AB - Protein homeostasis is fundamental for cell function and survival, because proteins are involved in all aspects of cellular function, ranging from cell metabolism and cell division to the cell's response to environmental challenges. Protein homeostasis is tightly regulated by the synthesis, folding, trafficking and clearance of proteins, all of which act in an orchestrated manner to ensure proteome stability. The protein quality control system is enhanced by stress response pathways, which take action whenever the proteome is challenged by environmental or physiological stress. Aging, however, damages the proteome, and such proteome damage is thought to be associated with aging-related diseases. In this review, we discuss the different cellular processes that define the protein quality control system and focus on their role in protein conformational diseases. We highlight the power of using small organisms to model neurodegenerative diseases and how these models can be exploited to discover genetic modulators of protein aggregation and toxicity. We also link findings from small model organisms to the situation in higher organisms and describe how some of the genetic modifiers discovered in organisms such as worms are functionally conserved throughout evolution. Finally, we demonstrate that the non-coding genome also plays a role in maintaining protein homeostasis. In all, this review highlights the importance of protein and RNA homeostasis in neurodegenerative diseases.

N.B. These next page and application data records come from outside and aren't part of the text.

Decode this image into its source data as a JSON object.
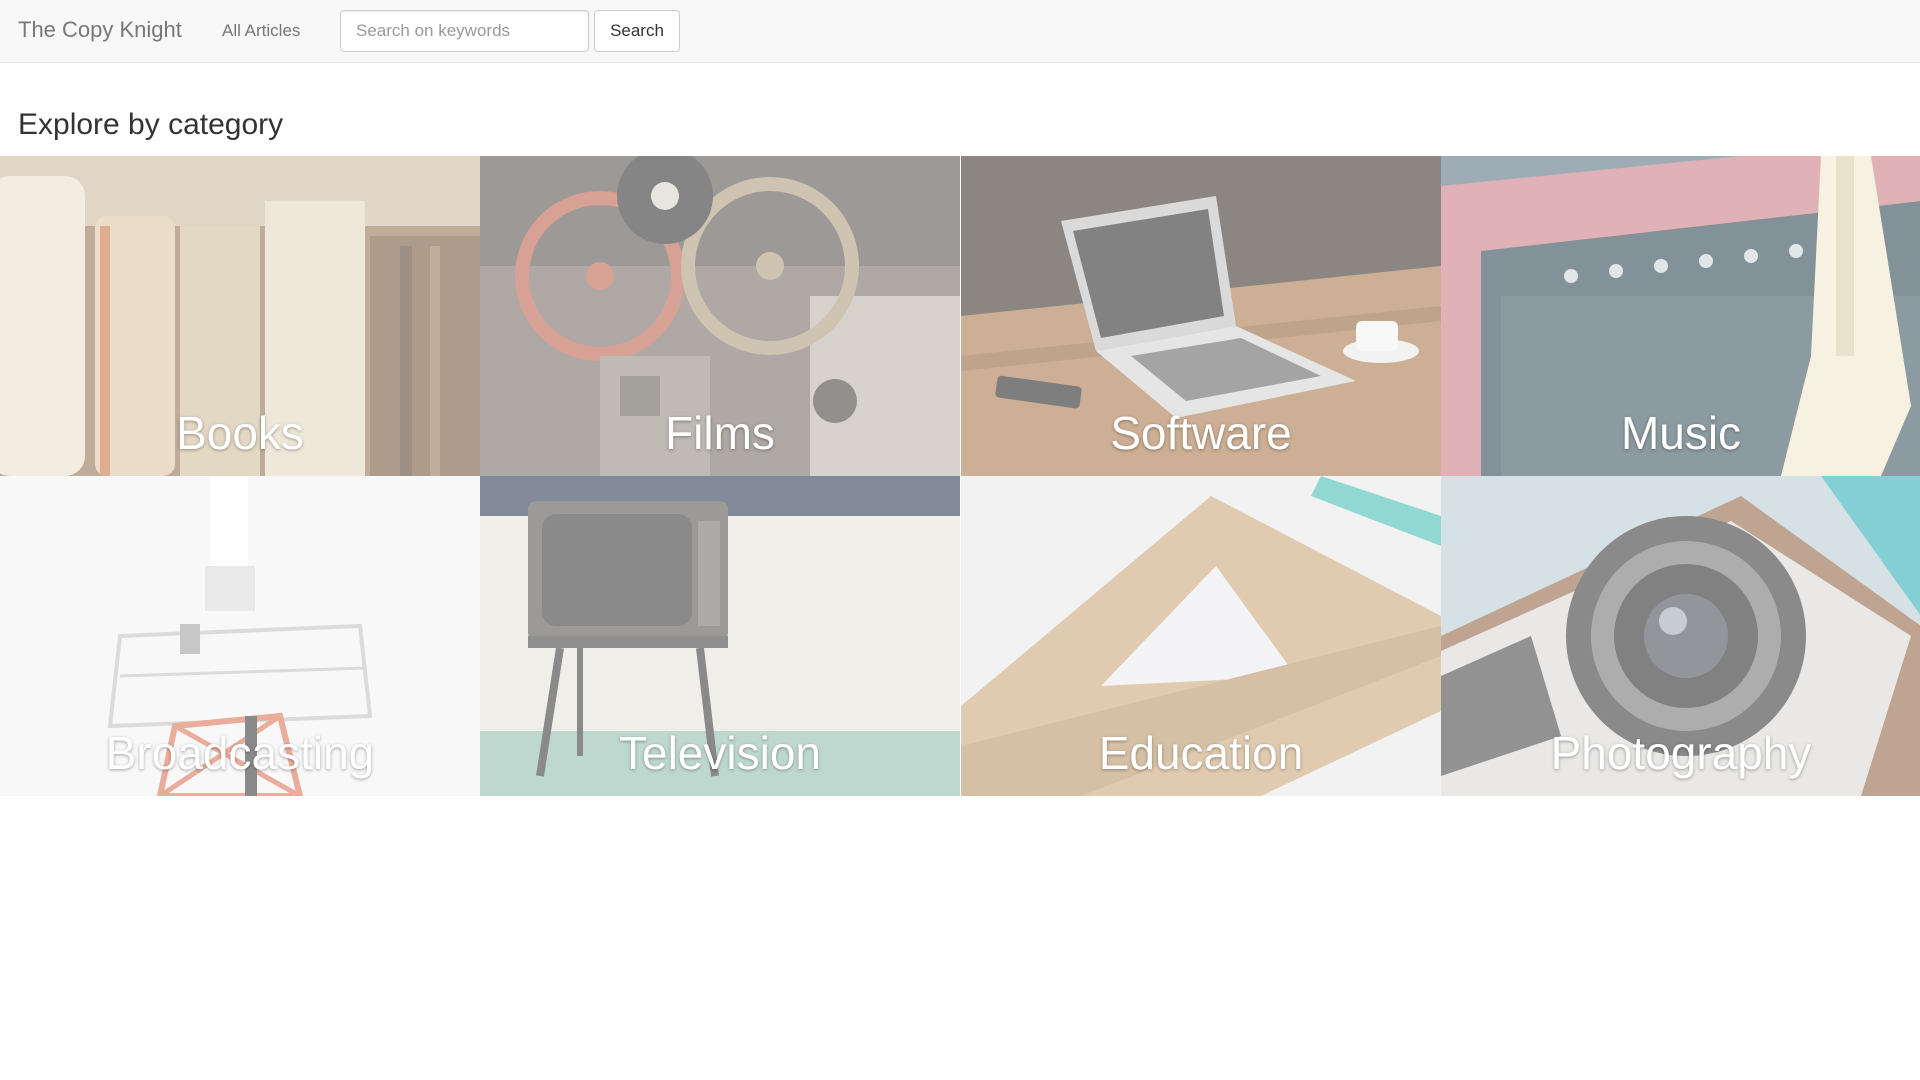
{
  "navbar": {
    "brand": "The Copy Knight",
    "links": [
      "All Articles"
    ],
    "search": {
      "placeholder": "Search on keywords",
      "value": "",
      "button_label": "Search"
    }
  },
  "main": {
    "heading": "Explore by category",
    "categories": [
      {
        "label": "Books",
        "image": "stack-of-old-books-photo"
      },
      {
        "label": "Films",
        "image": "film-reels-and-projector-photo"
      },
      {
        "label": "Software",
        "image": "laptop-on-wooden-desk-photo"
      },
      {
        "label": "Music",
        "image": "guitar-amplifier-photo"
      },
      {
        "label": "Broadcasting",
        "image": "radio-tower-photo"
      },
      {
        "label": "Television",
        "image": "vintage-television-photo"
      },
      {
        "label": "Education",
        "image": "wooden-set-square-photo"
      },
      {
        "label": "Photography",
        "image": "vintage-camera-lens-photo"
      }
    ]
  },
  "colors": {
    "navbar_background": "#f8f8f8",
    "navbar_text": "#777777",
    "heading_text": "#333333",
    "tile_label": "#ffffff"
  }
}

KW - Protein homeostasis

KW - Genetic modifiers

KW - Non-coding RNA

KW - Protein aggregation

KW - Neurodegeneration

KW - Alzheimer's disease

KW - Parkinson's disease

KW - Huntington's disease

KW - C. elegans

KW - Proteotoxicity

KW - Protein quality control

KW - Proteostasis

KW - tRNA

KW - iPOD

KW - JunQ

KW - Aggresome

KW - Chaperone

KW - miRNA

KW - CENTRAL-NERVOUS-SYSTEM

KW - CHAPERONE-MEDIATED AUTOPHAGY

KW - RETICULUM-ASSOCIATED DEGRADATION

KW - NUCLEOTIDE EXCHANGE FACTOR

KW - ER-ASSOCIATED DEGRADATION

KW - AMYLOID FIBRIL FORMATION

KW - ALPHA-SYNUCLEIN BIOLOGY

KW - HEAT-SHOCK RESPONSE

KW - AGE-RELATED DECLINE

KW - ENDOPLASMIC-RETICULUM

U2 - 10.1007/s00018-015-1985-0

DO - 10.1007/s00018-015-1985-0

M3 - Review article

VL - 72

SP - 4027

EP - 4047

JO - Cellular and molecular life sciences

JF - Cellular and molecular life sciences

SN - 1420-9071

IS - 21

ER -

ID: 25548450